In its 6-2 ruling in favor of Liberty Mutual, the Supreme Court said that self-funded insurance plans should be exempt from a Vermont law compelling it to supply the state with healthcare cost and quality information for its statewide database under the federal Employee Retirement Income Security Act. ProPublica argues that this is a step back for healthcare transparency, since it essentially hampers efforts to track the quality and cost of care.
The American Medical Association, which had supported Vermont's case, made a similar argument.

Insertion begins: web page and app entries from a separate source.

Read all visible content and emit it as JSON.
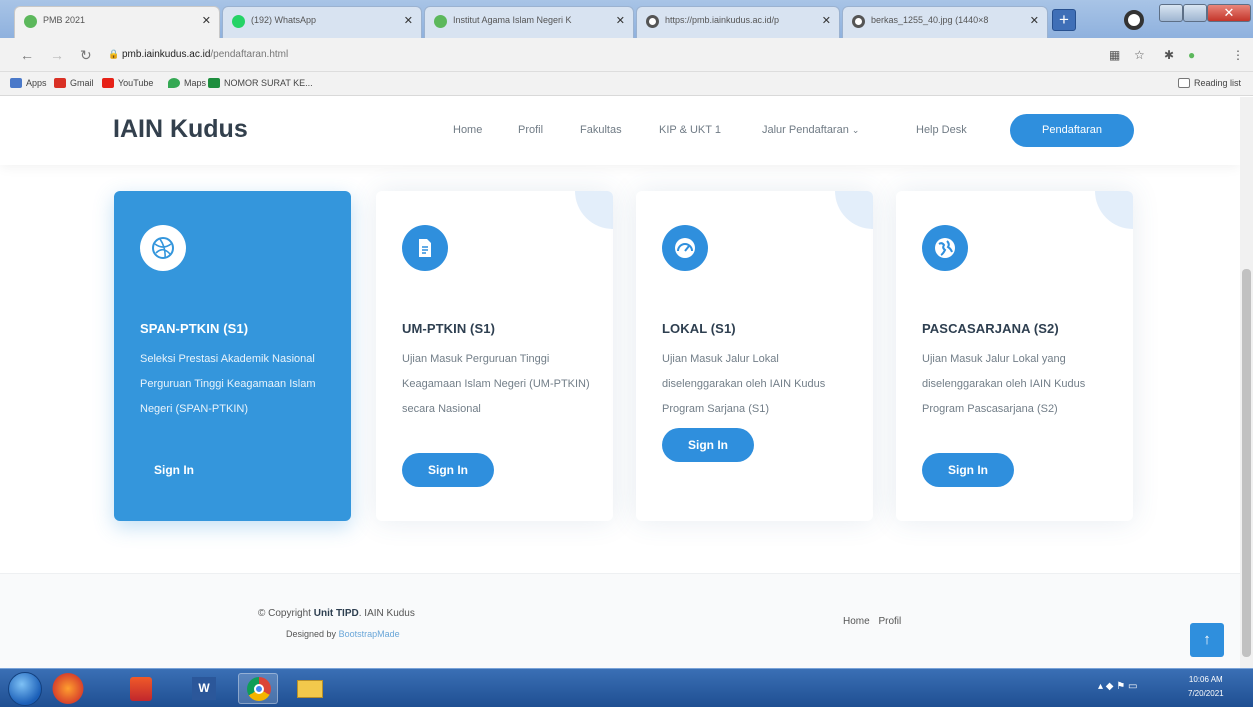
{
  "browser": {
    "tabs": [
      {
        "label": "PMB 2021"
      },
      {
        "label": "(192) WhatsApp"
      },
      {
        "label": "Institut Agama Islam Negeri K"
      },
      {
        "label": "https://pmb.iainkudus.ac.id/p"
      },
      {
        "label": "berkas_1255_40.jpg (1440×8"
      }
    ],
    "url_host": "pmb.iainkudus.ac.id",
    "url_path": "/pendaftaran.html",
    "reading_list": "Reading list",
    "bookmarks": [
      {
        "label": "Apps",
        "icon": "apps-grid-icon",
        "color": "#4a79c9"
      },
      {
        "label": "Gmail",
        "icon": "gmail-icon",
        "color": "#d93025"
      },
      {
        "label": "YouTube",
        "icon": "youtube-icon",
        "color": "#e62117"
      },
      {
        "label": "Maps",
        "icon": "maps-pin-icon",
        "color": "#34a853"
      },
      {
        "label": "NOMOR SURAT KE...",
        "icon": "sheets-icon",
        "color": "#1e8e3e"
      }
    ]
  },
  "site": {
    "logo": "IAIN Kudus",
    "nav": {
      "home": "Home",
      "profil": "Profil",
      "fakultas": "Fakultas",
      "kip": "KIP & UKT 1",
      "jalur": "Jalur Pendaftaran",
      "helpdesk": "Help Desk"
    },
    "cta": "Pendaftaran",
    "accent_color": "#2f8fdd",
    "cards": [
      {
        "title": "SPAN-PTKIN (S1)",
        "description": "Seleksi Prestasi Akademik Nasional Perguruan Tinggi Keagamaan Islam Negeri (SPAN-PTKIN)",
        "button": "Sign In",
        "icon": "dribbble-ball-icon"
      },
      {
        "title": "UM-PTKIN (S1)",
        "description": "Ujian Masuk Perguruan Tinggi Keagamaan Islam Negeri (UM-PTKIN) secara Nasional",
        "button": "Sign In",
        "icon": "document-icon"
      },
      {
        "title": "LOKAL (S1)",
        "description": "Ujian Masuk Jalur Lokal diselenggarakan oleh IAIN Kudus Program Sarjana (S1)",
        "button": "Sign In",
        "icon": "speedometer-icon"
      },
      {
        "title": "PASCASARJANA (S2)",
        "description": "Ujian Masuk Jalur Lokal yang diselenggarakan oleh IAIN Kudus Program Pascasarjana (S2)",
        "button": "Sign In",
        "icon": "globe-icon"
      }
    ],
    "footer": {
      "copyright_prefix": "© Copyright",
      "copyright_org": "Unit TIPD",
      "copyright_suffix": ". IAIN Kudus",
      "designed_prefix": "Designed by",
      "designed_by": "BootstrapMade",
      "links": {
        "home": "Home",
        "profil": "Profil"
      }
    }
  },
  "taskbar": {
    "clock_time": "10:06 AM",
    "clock_date": "7/20/2021"
  }
}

"It is unfortunate that Vermont's efforts to increase transparency of health insurance information has been thwarted. The U.S. Supreme Court determined today that a highly complex and confusing federal law can be used to keep the insurance payment process cloaked in mystery," Steven J. Stack, president of the AMA, said in a statement emailed to FierceHealthPayer. "The ruling stands in the way of reform efforts in Vermont and at least 18 other states aimed at providing important information to patients, health professionals and policymakers about health care options, outcomes and costs."
Because of the ruling, ProPublica says that Americans will rely heavily on data that is released by Medicare in order to study difference in healthcare, but without data from self-funded plans as well, all-payer claims databases will be incomplete and not as valuable as they could be. Hospitals only have information on the patients they treat--not across the entire spectrum--and complete data from all payers would help providers and policymakers understand the variations in the healthcare system, the article says.

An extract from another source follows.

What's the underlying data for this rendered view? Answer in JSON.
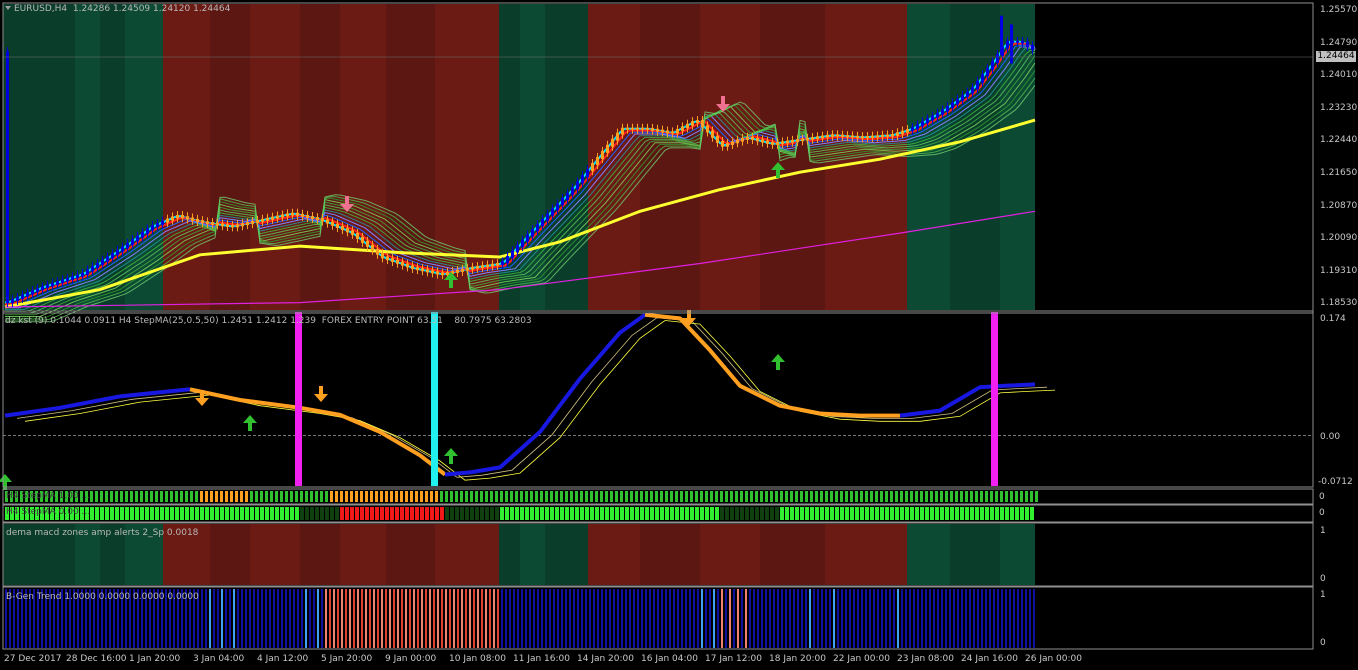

One solution to this data-blocking issue could be for the federal government require self-insured plans to disclose their data, the article suggests. Or, it says, self-funded plans could voluntarily provide their data to state-run databases.
To learn more:
- check out the ProPublica article